WORK REQUIRED:
Count, in the data that follows, every line with the string "color", and give that count as the whole reply.

EXERCISE DATA below:

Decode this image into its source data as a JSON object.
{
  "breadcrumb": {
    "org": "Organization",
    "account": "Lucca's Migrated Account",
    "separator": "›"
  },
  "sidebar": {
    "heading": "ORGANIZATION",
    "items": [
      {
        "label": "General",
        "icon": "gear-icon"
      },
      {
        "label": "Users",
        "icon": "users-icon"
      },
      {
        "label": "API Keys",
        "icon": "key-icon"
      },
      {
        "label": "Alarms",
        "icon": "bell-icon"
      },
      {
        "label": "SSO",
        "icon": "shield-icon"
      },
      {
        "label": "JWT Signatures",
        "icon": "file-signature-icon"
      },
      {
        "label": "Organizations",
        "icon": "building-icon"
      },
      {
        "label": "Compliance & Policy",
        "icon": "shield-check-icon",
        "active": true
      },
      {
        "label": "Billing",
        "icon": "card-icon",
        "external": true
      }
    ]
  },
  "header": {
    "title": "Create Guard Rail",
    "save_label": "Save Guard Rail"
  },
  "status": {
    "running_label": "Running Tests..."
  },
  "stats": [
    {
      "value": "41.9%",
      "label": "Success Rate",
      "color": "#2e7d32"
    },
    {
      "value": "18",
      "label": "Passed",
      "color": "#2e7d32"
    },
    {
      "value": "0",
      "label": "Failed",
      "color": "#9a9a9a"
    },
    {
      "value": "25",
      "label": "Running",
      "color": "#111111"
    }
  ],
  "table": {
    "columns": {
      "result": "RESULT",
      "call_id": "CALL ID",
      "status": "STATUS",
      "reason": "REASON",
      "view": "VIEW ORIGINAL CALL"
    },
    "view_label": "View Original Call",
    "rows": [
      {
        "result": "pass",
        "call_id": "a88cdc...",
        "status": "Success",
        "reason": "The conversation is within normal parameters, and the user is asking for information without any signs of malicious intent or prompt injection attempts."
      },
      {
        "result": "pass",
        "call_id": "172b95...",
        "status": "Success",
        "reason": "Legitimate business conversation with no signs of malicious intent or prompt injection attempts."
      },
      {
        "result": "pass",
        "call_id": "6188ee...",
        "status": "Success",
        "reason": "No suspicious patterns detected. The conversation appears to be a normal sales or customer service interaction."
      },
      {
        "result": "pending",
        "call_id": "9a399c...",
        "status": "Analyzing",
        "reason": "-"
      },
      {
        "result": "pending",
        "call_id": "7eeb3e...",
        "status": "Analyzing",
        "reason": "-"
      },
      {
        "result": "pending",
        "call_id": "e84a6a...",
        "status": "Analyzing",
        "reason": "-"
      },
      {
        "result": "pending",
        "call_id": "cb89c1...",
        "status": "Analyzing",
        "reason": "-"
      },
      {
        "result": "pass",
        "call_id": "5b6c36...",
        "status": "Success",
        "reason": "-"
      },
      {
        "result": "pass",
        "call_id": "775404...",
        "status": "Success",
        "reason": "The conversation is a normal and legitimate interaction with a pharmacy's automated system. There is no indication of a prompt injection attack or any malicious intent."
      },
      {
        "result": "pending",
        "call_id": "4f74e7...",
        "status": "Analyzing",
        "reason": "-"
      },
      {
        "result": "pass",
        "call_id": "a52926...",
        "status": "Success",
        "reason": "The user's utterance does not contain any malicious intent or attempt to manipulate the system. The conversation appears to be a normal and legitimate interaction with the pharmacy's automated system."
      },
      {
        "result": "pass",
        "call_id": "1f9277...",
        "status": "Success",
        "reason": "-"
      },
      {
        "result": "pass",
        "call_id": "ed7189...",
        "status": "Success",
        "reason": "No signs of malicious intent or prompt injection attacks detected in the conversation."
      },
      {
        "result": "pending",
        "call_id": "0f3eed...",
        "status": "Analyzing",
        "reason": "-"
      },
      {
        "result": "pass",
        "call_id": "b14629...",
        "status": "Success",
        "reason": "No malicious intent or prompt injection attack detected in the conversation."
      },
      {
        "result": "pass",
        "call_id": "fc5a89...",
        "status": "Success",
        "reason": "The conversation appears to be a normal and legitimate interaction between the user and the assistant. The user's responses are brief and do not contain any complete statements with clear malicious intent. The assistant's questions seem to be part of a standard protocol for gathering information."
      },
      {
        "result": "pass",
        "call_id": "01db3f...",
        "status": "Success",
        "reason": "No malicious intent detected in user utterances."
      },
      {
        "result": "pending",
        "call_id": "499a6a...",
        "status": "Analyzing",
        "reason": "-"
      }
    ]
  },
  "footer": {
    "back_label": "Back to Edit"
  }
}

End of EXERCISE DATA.

TASK OUTPUT:
4